Work to complete:
Go through the data below. Pull out every line that has the word "object".

Stored items from a collection:
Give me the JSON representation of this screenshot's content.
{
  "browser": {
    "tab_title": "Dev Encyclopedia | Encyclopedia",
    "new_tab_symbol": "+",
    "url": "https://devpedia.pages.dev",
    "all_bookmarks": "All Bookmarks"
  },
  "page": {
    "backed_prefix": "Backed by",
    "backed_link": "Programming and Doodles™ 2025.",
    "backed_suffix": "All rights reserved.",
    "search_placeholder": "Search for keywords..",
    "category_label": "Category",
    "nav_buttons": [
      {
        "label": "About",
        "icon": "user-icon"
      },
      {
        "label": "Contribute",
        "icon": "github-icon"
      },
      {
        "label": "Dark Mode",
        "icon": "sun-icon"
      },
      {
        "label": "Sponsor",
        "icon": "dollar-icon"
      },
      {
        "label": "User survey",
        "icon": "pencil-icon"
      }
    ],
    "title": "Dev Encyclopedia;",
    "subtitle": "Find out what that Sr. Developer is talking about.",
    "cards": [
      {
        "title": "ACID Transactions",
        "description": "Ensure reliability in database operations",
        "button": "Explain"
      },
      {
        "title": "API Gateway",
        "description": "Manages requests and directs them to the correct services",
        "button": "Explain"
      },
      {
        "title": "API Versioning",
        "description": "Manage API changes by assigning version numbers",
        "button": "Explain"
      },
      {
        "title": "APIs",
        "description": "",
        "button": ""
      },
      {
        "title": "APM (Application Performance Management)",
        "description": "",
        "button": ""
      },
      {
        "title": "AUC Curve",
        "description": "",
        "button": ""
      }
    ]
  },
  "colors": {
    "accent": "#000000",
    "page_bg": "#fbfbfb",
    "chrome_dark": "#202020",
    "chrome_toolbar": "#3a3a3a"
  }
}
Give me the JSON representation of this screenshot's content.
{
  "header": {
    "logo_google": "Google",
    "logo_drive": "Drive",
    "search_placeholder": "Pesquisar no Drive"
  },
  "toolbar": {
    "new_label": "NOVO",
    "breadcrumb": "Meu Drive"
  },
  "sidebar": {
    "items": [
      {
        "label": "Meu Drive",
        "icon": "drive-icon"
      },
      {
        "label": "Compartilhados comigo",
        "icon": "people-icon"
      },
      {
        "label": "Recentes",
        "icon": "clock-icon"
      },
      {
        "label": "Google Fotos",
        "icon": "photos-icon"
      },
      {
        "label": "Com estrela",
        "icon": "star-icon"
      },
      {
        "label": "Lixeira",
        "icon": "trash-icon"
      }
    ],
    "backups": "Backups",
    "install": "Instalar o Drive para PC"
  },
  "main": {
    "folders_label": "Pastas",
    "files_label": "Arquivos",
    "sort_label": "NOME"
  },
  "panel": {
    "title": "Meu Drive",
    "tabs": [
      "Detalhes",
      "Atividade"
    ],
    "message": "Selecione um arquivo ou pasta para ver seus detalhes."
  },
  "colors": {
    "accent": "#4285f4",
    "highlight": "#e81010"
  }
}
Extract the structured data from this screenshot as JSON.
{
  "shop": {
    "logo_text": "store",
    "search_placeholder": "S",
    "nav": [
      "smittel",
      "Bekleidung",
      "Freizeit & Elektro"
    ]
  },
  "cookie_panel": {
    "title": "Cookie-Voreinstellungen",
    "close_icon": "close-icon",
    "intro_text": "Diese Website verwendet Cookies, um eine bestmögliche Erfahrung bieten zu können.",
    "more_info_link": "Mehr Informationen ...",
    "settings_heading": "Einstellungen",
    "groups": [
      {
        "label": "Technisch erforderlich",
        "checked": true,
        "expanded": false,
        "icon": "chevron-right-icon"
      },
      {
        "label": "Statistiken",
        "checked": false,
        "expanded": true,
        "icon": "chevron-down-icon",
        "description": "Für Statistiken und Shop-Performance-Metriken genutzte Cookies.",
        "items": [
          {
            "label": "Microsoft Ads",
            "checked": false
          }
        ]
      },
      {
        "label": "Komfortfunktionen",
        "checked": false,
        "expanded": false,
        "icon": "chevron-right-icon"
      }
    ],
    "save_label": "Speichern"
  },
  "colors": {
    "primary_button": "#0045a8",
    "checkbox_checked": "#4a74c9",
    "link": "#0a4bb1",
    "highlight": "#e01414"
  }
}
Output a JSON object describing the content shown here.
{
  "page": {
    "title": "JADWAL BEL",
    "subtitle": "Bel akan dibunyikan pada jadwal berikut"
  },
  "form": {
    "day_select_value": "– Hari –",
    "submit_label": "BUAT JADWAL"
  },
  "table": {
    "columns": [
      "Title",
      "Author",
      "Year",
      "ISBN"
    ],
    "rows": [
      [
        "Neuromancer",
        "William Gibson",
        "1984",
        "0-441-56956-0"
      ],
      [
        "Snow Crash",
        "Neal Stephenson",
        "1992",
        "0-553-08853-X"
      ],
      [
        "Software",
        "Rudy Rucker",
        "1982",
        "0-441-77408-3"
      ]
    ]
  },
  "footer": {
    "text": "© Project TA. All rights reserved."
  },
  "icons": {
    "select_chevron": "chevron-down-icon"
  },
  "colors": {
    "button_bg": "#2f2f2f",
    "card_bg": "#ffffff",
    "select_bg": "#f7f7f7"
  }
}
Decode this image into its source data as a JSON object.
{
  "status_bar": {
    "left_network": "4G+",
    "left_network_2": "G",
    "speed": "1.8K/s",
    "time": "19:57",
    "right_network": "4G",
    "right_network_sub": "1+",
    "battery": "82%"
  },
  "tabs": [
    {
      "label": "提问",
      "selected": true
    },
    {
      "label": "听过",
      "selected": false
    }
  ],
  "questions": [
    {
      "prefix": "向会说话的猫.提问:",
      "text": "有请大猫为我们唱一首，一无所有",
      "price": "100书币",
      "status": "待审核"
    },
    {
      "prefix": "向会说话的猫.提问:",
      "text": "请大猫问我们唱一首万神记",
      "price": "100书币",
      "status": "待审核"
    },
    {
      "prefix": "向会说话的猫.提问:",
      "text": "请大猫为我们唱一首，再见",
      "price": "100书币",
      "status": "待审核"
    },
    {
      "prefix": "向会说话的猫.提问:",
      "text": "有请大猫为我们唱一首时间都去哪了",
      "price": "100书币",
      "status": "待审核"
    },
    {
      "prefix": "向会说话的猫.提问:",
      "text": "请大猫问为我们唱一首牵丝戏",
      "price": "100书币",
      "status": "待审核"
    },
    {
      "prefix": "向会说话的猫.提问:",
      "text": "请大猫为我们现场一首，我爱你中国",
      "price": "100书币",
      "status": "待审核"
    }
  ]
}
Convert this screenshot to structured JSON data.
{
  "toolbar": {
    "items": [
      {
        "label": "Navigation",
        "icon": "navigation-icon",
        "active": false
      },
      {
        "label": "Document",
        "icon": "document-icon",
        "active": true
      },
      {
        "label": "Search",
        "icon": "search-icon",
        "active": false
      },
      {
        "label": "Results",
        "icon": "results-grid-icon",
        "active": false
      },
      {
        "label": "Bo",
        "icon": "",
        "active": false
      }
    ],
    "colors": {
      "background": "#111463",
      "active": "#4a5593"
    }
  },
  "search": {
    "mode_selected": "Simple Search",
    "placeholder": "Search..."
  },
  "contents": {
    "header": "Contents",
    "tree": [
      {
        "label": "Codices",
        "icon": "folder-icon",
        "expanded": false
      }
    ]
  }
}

Response area:
Output a JSON object describing the content shown here.
Decode this image into its source data as a JSON object.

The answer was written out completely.